In 2003 my friend and white shark biologist Michael Scholl discovered large numbers of great white sharks in extremely shallow water near the southernmost tip of South Africa. We initiated a research project but all of our initial attempts were thwarted because the sharks were repelled or attracted to the boats engine’s electrical fields, disrupting their natural behaviour.

I have been sea kayaking for quite a number of years, frequently using it as a photographic platform and could not think of a better, less unobtrusive vessel from which to track white sharks from. Granted the first few attempts were a little nerve-wracking, even though we had observed the sharks reaction to an empty kayak numerous times.
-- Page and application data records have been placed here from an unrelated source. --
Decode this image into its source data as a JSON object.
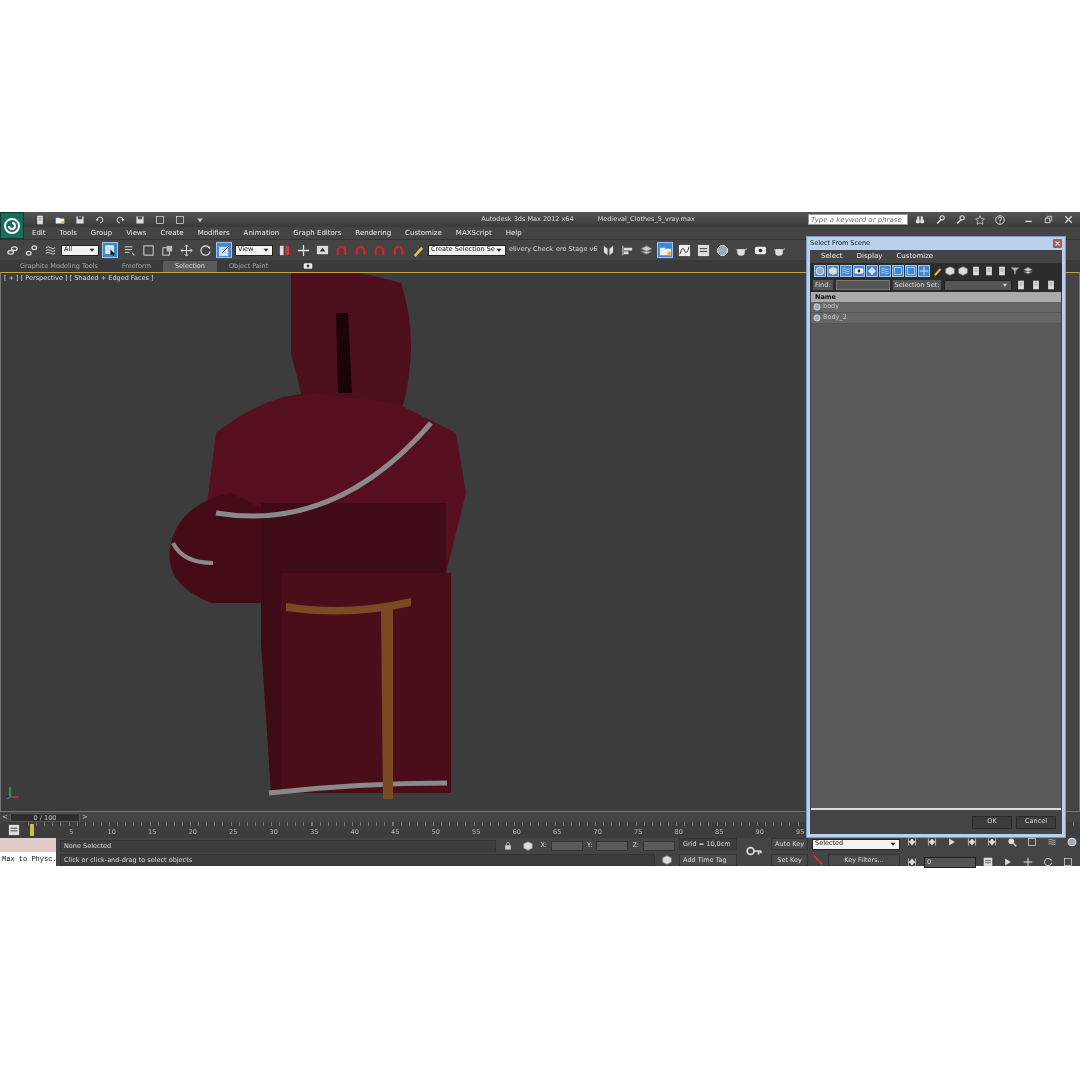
{
  "window": {
    "title": "Autodesk 3ds Max  2012 x64",
    "file": "Medieval_Clothes_5_vray.max",
    "search": {
      "placeholder": "Type a keyword or phrase"
    }
  },
  "menu": [
    "Edit",
    "Tools",
    "Group",
    "Views",
    "Create",
    "Modifiers",
    "Animation",
    "Graph Editors",
    "Rendering",
    "Customize",
    "MAXScript",
    "Help"
  ],
  "toolbar": [
    {
      "kind": "button",
      "active": false
    },
    {
      "kind": "button",
      "active": false
    },
    {
      "kind": "button",
      "active": false
    },
    {
      "kind": "dropdown",
      "value": "All"
    },
    {
      "kind": "button",
      "active": true
    },
    {
      "kind": "button",
      "active": false
    },
    {
      "kind": "button",
      "active": false
    },
    {
      "kind": "button",
      "active": false
    },
    {
      "kind": "button",
      "active": false
    },
    {
      "kind": "button",
      "active": false
    },
    {
      "kind": "button",
      "active": true
    },
    {
      "kind": "dropdown",
      "value": "View"
    },
    {
      "kind": "button",
      "active": false
    },
    {
      "kind": "button",
      "active": false
    },
    {
      "kind": "button",
      "active": false
    },
    {
      "kind": "button",
      "active": false
    },
    {
      "kind": "button",
      "active": false
    },
    {
      "kind": "button",
      "active": false
    },
    {
      "kind": "button",
      "active": false
    },
    {
      "kind": "button",
      "active": false
    },
    {
      "kind": "dropdown",
      "value": "Create Selection Se"
    },
    {
      "kind": "text",
      "text": "elivery Check"
    },
    {
      "kind": "text",
      "text": "ero Stage v6"
    },
    {
      "kind": "button",
      "active": false
    },
    {
      "kind": "button",
      "active": false
    },
    {
      "kind": "button",
      "active": false
    },
    {
      "kind": "button",
      "active": true
    },
    {
      "kind": "button",
      "active": false
    },
    {
      "kind": "button",
      "active": false
    },
    {
      "kind": "button",
      "active": false
    },
    {
      "kind": "button",
      "active": false
    },
    {
      "kind": "button",
      "active": false
    },
    {
      "kind": "button",
      "active": false
    }
  ],
  "ribbon_tabs": [
    {
      "label": "Graphite Modeling Tools",
      "selected": false
    },
    {
      "label": "Freeform",
      "selected": false
    },
    {
      "label": "Selection",
      "selected": true
    },
    {
      "label": "Object Paint",
      "selected": false
    }
  ],
  "viewport": {
    "label": "[ + ] [ Perspective ] [ Shaded + Edged Faces ]"
  },
  "time_slider": {
    "prev": "<",
    "reading": "0 / 100",
    "next": ">"
  },
  "track_ticks": [
    "5",
    "10",
    "15",
    "20",
    "25",
    "30",
    "35",
    "40",
    "45",
    "50",
    "55",
    "60",
    "65",
    "70",
    "75",
    "80",
    "85",
    "90",
    "95"
  ],
  "status": {
    "listener": "Max to Physc.",
    "selection": "None Selected",
    "prompt": "Click or click-and-drag to select objects",
    "x_label": "X:",
    "y_label": "Y:",
    "z_label": "Z:",
    "grid": "Grid = 10,0cm",
    "time_tag": "Add Time Tag"
  },
  "animation": {
    "auto_key": "Auto Key",
    "key_mode": "Selected",
    "set_key": "Set Key",
    "key_filters": "Key Filters...",
    "frame": "0"
  },
  "dialog": {
    "title": "Select From Scene",
    "menu": [
      "Select",
      "Display",
      "Customize"
    ],
    "filters": [
      {
        "selected": true
      },
      {
        "selected": true
      },
      {
        "selected": true
      },
      {
        "selected": true
      },
      {
        "selected": true
      },
      {
        "selected": true
      },
      {
        "selected": true
      },
      {
        "selected": true
      },
      {
        "selected": true
      },
      {
        "selected": false
      },
      {
        "selected": false
      },
      {
        "selected": false
      },
      {
        "selected": false
      },
      {
        "selected": false
      },
      {
        "selected": false
      },
      {
        "selected": false
      },
      {
        "selected": false
      }
    ],
    "find_label": "Find:",
    "selection_set_label": "Selection Set:",
    "column": "Name",
    "objects": [
      {
        "name": "body"
      },
      {
        "name": "Body_2"
      }
    ],
    "buttons": [
      "OK",
      "Cancel"
    ]
  }
}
It is hard to describe what goes through ones mind when sitting in a yellow plastic sea kayak and a 4.5 m + great white shark is heading your way.

White sharks, despite their bad reputation are much more cautious and inquisitive in nature than aggressive and unpredictable. At no time did any shark show any agression towards our little yum yum yellow craft.

We believe that white sharks come inshore in such great numbers to socially interact with others of their species, perhaps even to mate or give birth to their young. We have observed sharks following behind or swimming tight circles around one another. To observe and document great white sharks mating or giving birth is the holy grail of shark research and photography, but it is also a extremely difficult and perhaps an even almost impossible task.

For a more detailed account of the research and to see more images please refer to the following book:South Africa’s Great White Shark, by Thomas P. Peschak and Michael C. Scholl, published by Struik in 2006. It is available from all good bookshops and online book merchants.